UPDATED 6:23 PM PT – Saturday, July 3, 2021
In 2020, GOP women won 11 out of 14 house seats that marked Republican victories over Democrat incumbents. Those wins not only brought the number of Republican congresswomen to 31, but also gave confidence to other conservative women to get their names on the ballot for the upcoming midterm elections.
The Wall Street Journal recently reported that 127 Republican women have already announced plans to run for House seats. At a similar point in time before the 2020 elections, only 50 women had announced plans to run.
Her tyrannical reign as speaker MUST be put to an END! https://t.co/fUtY3edulW
— Amy Phan West (@amyphanwest) July 3, 2021
In 2020, former Minnesota Lieutenant Governor Rep. Michelle Fischbach (R-Minn.) beat the district’s 30-year incumbent Democrat after receiving a coveted endorsement from 45th President Trump.

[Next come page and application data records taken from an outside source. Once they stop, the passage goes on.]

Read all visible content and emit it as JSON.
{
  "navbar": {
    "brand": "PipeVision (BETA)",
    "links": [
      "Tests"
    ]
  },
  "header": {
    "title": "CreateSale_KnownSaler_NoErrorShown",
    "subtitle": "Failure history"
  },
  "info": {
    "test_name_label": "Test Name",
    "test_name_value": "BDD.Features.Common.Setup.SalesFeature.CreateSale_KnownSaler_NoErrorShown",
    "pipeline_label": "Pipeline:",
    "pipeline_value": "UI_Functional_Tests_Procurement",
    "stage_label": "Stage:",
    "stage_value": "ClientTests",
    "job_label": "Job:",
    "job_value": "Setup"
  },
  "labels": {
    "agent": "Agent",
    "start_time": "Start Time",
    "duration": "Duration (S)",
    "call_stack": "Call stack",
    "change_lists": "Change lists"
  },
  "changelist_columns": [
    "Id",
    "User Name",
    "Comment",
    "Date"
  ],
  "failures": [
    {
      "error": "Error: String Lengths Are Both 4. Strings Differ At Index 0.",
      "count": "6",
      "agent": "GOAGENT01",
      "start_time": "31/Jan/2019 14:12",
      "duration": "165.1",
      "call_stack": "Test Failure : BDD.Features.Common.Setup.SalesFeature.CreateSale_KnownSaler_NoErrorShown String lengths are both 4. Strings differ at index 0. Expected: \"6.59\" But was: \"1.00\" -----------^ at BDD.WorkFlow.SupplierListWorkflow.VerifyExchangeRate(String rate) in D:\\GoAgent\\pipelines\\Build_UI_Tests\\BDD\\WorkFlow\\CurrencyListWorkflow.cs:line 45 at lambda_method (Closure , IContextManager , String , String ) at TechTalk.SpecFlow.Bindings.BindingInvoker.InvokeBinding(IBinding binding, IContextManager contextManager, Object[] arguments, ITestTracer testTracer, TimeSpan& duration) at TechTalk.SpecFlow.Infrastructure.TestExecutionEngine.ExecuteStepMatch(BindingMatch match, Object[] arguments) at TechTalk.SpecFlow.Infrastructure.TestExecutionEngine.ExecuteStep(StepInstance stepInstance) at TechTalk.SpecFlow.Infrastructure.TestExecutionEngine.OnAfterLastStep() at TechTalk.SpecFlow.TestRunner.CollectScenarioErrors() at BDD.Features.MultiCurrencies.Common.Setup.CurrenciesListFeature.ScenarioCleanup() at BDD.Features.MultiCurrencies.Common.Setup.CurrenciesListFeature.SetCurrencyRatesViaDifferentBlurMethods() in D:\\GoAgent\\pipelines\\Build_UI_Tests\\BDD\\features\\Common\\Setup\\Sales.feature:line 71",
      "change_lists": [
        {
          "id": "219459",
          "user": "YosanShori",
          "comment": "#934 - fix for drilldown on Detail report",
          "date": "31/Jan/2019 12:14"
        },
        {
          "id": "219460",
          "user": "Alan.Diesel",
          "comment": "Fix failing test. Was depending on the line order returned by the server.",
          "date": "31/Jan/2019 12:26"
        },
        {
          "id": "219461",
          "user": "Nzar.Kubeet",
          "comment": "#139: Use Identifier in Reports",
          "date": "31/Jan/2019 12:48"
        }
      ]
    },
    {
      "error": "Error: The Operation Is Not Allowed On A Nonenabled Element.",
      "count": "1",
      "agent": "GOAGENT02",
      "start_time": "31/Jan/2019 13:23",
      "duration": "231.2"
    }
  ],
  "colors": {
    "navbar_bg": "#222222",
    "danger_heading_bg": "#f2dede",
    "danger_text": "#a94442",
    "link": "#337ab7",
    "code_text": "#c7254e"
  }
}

“Well its a conservative district. I mean, four years ago it went overwhelming for President Trump and this year again it voted for President Trump,” she explained. “They are a conservative group and they wanted a strong conservative voice in Washington D.C.”

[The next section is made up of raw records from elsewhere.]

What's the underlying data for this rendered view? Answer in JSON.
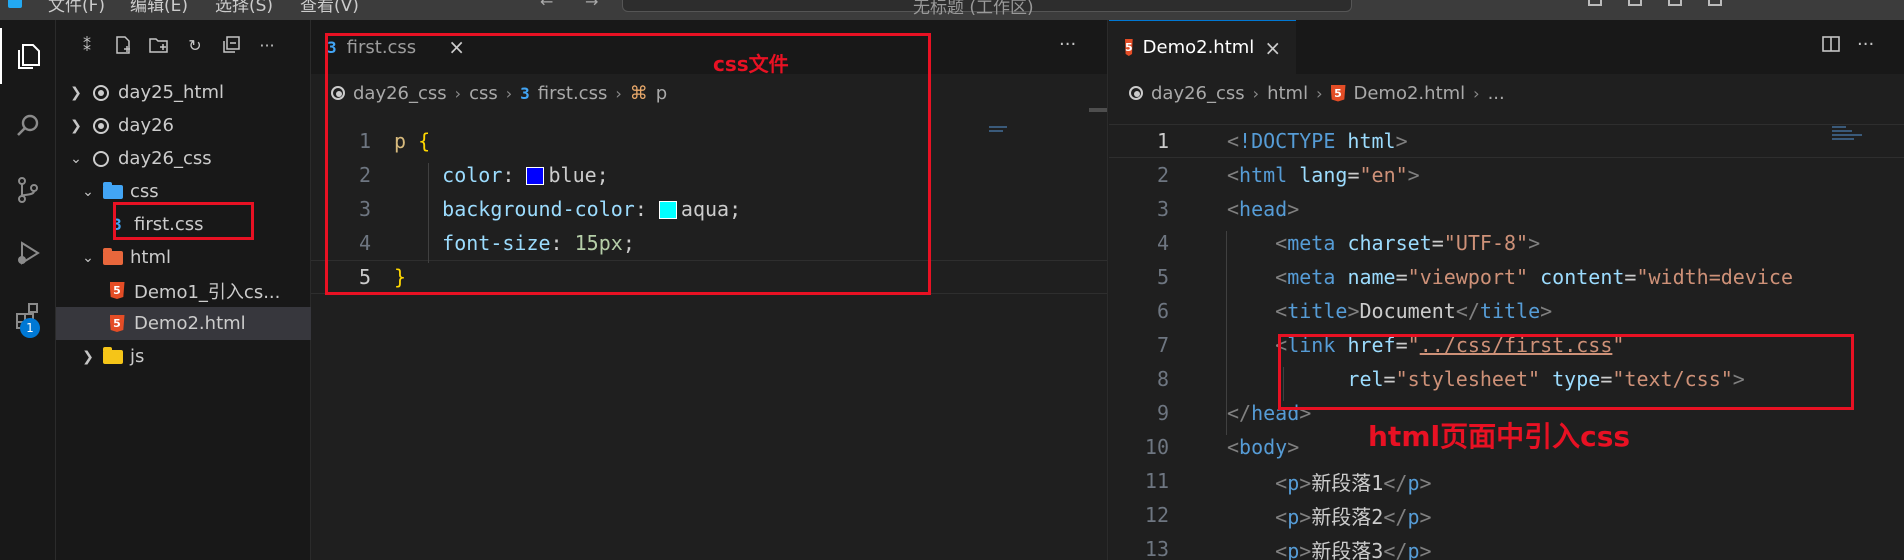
{
  "titlebar": {
    "menu_items": [
      "文件(F)",
      "编辑(E)",
      "选择(S)",
      "查看(V)"
    ],
    "command_center": "无标题 (工作区)"
  },
  "activity_bar": {
    "items": [
      {
        "icon": "files-icon",
        "active": true
      },
      {
        "icon": "search-icon"
      },
      {
        "icon": "source-control-icon"
      },
      {
        "icon": "run-debug-icon"
      },
      {
        "icon": "extensions-icon",
        "badge": "1"
      }
    ]
  },
  "explorer": {
    "tree": [
      {
        "label": "day25_html",
        "kind": "workspace-folder",
        "expanded": false,
        "depth": 0
      },
      {
        "label": "day26",
        "kind": "workspace-folder",
        "expanded": false,
        "depth": 0
      },
      {
        "label": "day26_css",
        "kind": "workspace-folder-open",
        "expanded": true,
        "depth": 0
      },
      {
        "label": "css",
        "kind": "folder-css",
        "expanded": true,
        "depth": 1
      },
      {
        "label": "first.css",
        "kind": "css-file",
        "depth": 2
      },
      {
        "label": "html",
        "kind": "folder-html",
        "expanded": true,
        "depth": 1
      },
      {
        "label": "Demo1_引入cs...",
        "kind": "html-file",
        "depth": 2
      },
      {
        "label": "Demo2.html",
        "kind": "html-file",
        "depth": 2,
        "selected": true
      },
      {
        "label": "js",
        "kind": "folder-js",
        "expanded": false,
        "depth": 1
      }
    ]
  },
  "left_editor": {
    "tab": {
      "label": "first.css",
      "close": "×"
    },
    "breadcrumb": [
      "day26_css",
      "css",
      "first.css",
      "p"
    ],
    "lines": [
      {
        "n": "1",
        "tokens": [
          [
            "t-sel",
            "p"
          ],
          [
            "t-punc",
            " "
          ],
          [
            "t-brace",
            "{"
          ]
        ]
      },
      {
        "n": "2",
        "tokens": [
          [
            "t-punc",
            "    "
          ],
          [
            "t-prop",
            "color"
          ],
          [
            "t-punc",
            ": "
          ],
          [
            "swatch",
            "#0000ff"
          ],
          [
            "t-val",
            "blue"
          ],
          [
            "t-punc",
            ";"
          ]
        ]
      },
      {
        "n": "3",
        "tokens": [
          [
            "t-punc",
            "    "
          ],
          [
            "t-prop",
            "background-color"
          ],
          [
            "t-punc",
            ": "
          ],
          [
            "swatch",
            "#00ffff"
          ],
          [
            "t-val",
            "aqua"
          ],
          [
            "t-punc",
            ";"
          ]
        ]
      },
      {
        "n": "4",
        "tokens": [
          [
            "t-punc",
            "    "
          ],
          [
            "t-prop",
            "font-size"
          ],
          [
            "t-punc",
            ": "
          ],
          [
            "t-num",
            "15px"
          ],
          [
            "t-punc",
            ";"
          ]
        ]
      },
      {
        "n": "5",
        "tokens": [
          [
            "t-brace",
            "}"
          ]
        ],
        "current": true
      }
    ],
    "annotation": "css文件"
  },
  "right_editor": {
    "tab": {
      "label": "Demo2.html",
      "close": "×"
    },
    "breadcrumb": [
      "day26_css",
      "html",
      "Demo2.html",
      "..."
    ],
    "lines": [
      {
        "n": "1",
        "current": true,
        "tokens": [
          [
            "t-br",
            "<"
          ],
          [
            "t-tag",
            "!DOCTYPE"
          ],
          [
            "t-text",
            " "
          ],
          [
            "t-attr",
            "html"
          ],
          [
            "t-br",
            ">"
          ]
        ]
      },
      {
        "n": "2",
        "tokens": [
          [
            "t-br",
            "<"
          ],
          [
            "t-tag",
            "html"
          ],
          [
            "t-text",
            " "
          ],
          [
            "t-attr",
            "lang"
          ],
          [
            "t-text",
            "="
          ],
          [
            "t-str",
            "\"en\""
          ],
          [
            "t-br",
            ">"
          ]
        ]
      },
      {
        "n": "3",
        "tokens": [
          [
            "t-br",
            "<"
          ],
          [
            "t-tag",
            "head"
          ],
          [
            "t-br",
            ">"
          ]
        ]
      },
      {
        "n": "4",
        "tokens": [
          [
            "t-text",
            "    "
          ],
          [
            "t-br",
            "<"
          ],
          [
            "t-tag",
            "meta"
          ],
          [
            "t-text",
            " "
          ],
          [
            "t-attr",
            "charset"
          ],
          [
            "t-text",
            "="
          ],
          [
            "t-str",
            "\"UTF-8\""
          ],
          [
            "t-br",
            ">"
          ]
        ]
      },
      {
        "n": "5",
        "tokens": [
          [
            "t-text",
            "    "
          ],
          [
            "t-br",
            "<"
          ],
          [
            "t-tag",
            "meta"
          ],
          [
            "t-text",
            " "
          ],
          [
            "t-attr",
            "name"
          ],
          [
            "t-text",
            "="
          ],
          [
            "t-str",
            "\"viewport\""
          ],
          [
            "t-text",
            " "
          ],
          [
            "t-attr",
            "content"
          ],
          [
            "t-text",
            "="
          ],
          [
            "t-str",
            "\"width=device"
          ]
        ]
      },
      {
        "n": "6",
        "tokens": [
          [
            "t-text",
            "    "
          ],
          [
            "t-br",
            "<"
          ],
          [
            "t-tag",
            "title"
          ],
          [
            "t-br",
            ">"
          ],
          [
            "t-text",
            "Document"
          ],
          [
            "t-br",
            "</"
          ],
          [
            "t-tag",
            "title"
          ],
          [
            "t-br",
            ">"
          ]
        ]
      },
      {
        "n": "7",
        "tokens": [
          [
            "t-text",
            "    "
          ],
          [
            "t-br",
            "<"
          ],
          [
            "t-tag",
            "link"
          ],
          [
            "t-text",
            " "
          ],
          [
            "t-attr",
            "href"
          ],
          [
            "t-text",
            "="
          ],
          [
            "t-str",
            "\""
          ],
          [
            "t-str-u",
            "../css/first.css"
          ],
          [
            "t-str",
            "\""
          ]
        ]
      },
      {
        "n": "8",
        "tokens": [
          [
            "t-text",
            "          "
          ],
          [
            "t-attr",
            "rel"
          ],
          [
            "t-text",
            "="
          ],
          [
            "t-str",
            "\"stylesheet\""
          ],
          [
            "t-text",
            " "
          ],
          [
            "t-attr",
            "type"
          ],
          [
            "t-text",
            "="
          ],
          [
            "t-str",
            "\"text/css\""
          ],
          [
            "t-br",
            ">"
          ]
        ]
      },
      {
        "n": "9",
        "tokens": [
          [
            "t-br",
            "</"
          ],
          [
            "t-tag",
            "head"
          ],
          [
            "t-br",
            ">"
          ]
        ]
      },
      {
        "n": "10",
        "tokens": [
          [
            "t-br",
            "<"
          ],
          [
            "t-tag",
            "body"
          ],
          [
            "t-br",
            ">"
          ]
        ]
      },
      {
        "n": "11",
        "tokens": [
          [
            "t-text",
            "    "
          ],
          [
            "t-br",
            "<"
          ],
          [
            "t-tag",
            "p"
          ],
          [
            "t-br",
            ">"
          ],
          [
            "t-text",
            "新段落1"
          ],
          [
            "t-br",
            "</"
          ],
          [
            "t-tag",
            "p"
          ],
          [
            "t-br",
            ">"
          ]
        ]
      },
      {
        "n": "12",
        "tokens": [
          [
            "t-text",
            "    "
          ],
          [
            "t-br",
            "<"
          ],
          [
            "t-tag",
            "p"
          ],
          [
            "t-br",
            ">"
          ],
          [
            "t-text",
            "新段落2"
          ],
          [
            "t-br",
            "</"
          ],
          [
            "t-tag",
            "p"
          ],
          [
            "t-br",
            ">"
          ]
        ]
      },
      {
        "n": "13",
        "tokens": [
          [
            "t-text",
            "    "
          ],
          [
            "t-br",
            "<"
          ],
          [
            "t-tag",
            "p"
          ],
          [
            "t-br",
            ">"
          ],
          [
            "t-text",
            "新段落3"
          ],
          [
            "t-br",
            "</"
          ],
          [
            "t-tag",
            "p"
          ],
          [
            "t-br",
            ">"
          ]
        ]
      }
    ],
    "annotation": "html页面中引入css"
  },
  "colors": {
    "accent": "#0078d4",
    "annotation_red": "#e81123",
    "editor_bg": "#1f1f1f",
    "sidebar_bg": "#181818"
  }
}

In addition, Rep. Nancy Mace (R- S.C.) was elected last year and was the first woman to be elected to represent South Carolina in Congress. Since her election, Mace has criticized Joe Biden’s economic agenda and believes after Americans feel the pain of his policies, they will support GOP candidates in the midterms.
Now more than ever, we need to get out of the way to let our economy grow and empower workers to succeed in good-paying jobs.
— Rep. Nancy Mace (@RepNancyMace) July 1, 2021
Mace told sources in November it’s important for GOP values of freedom and entrepreneurship speak to people form all backgrounds and walks of life.
“We really reflect the faces of America,” she expressed. “The diversity and the inclusion that we have in the Republican party, that is our future.”
The uptick in women running for House seats comes as the GOP works to take back the majority from Democrats in 2022.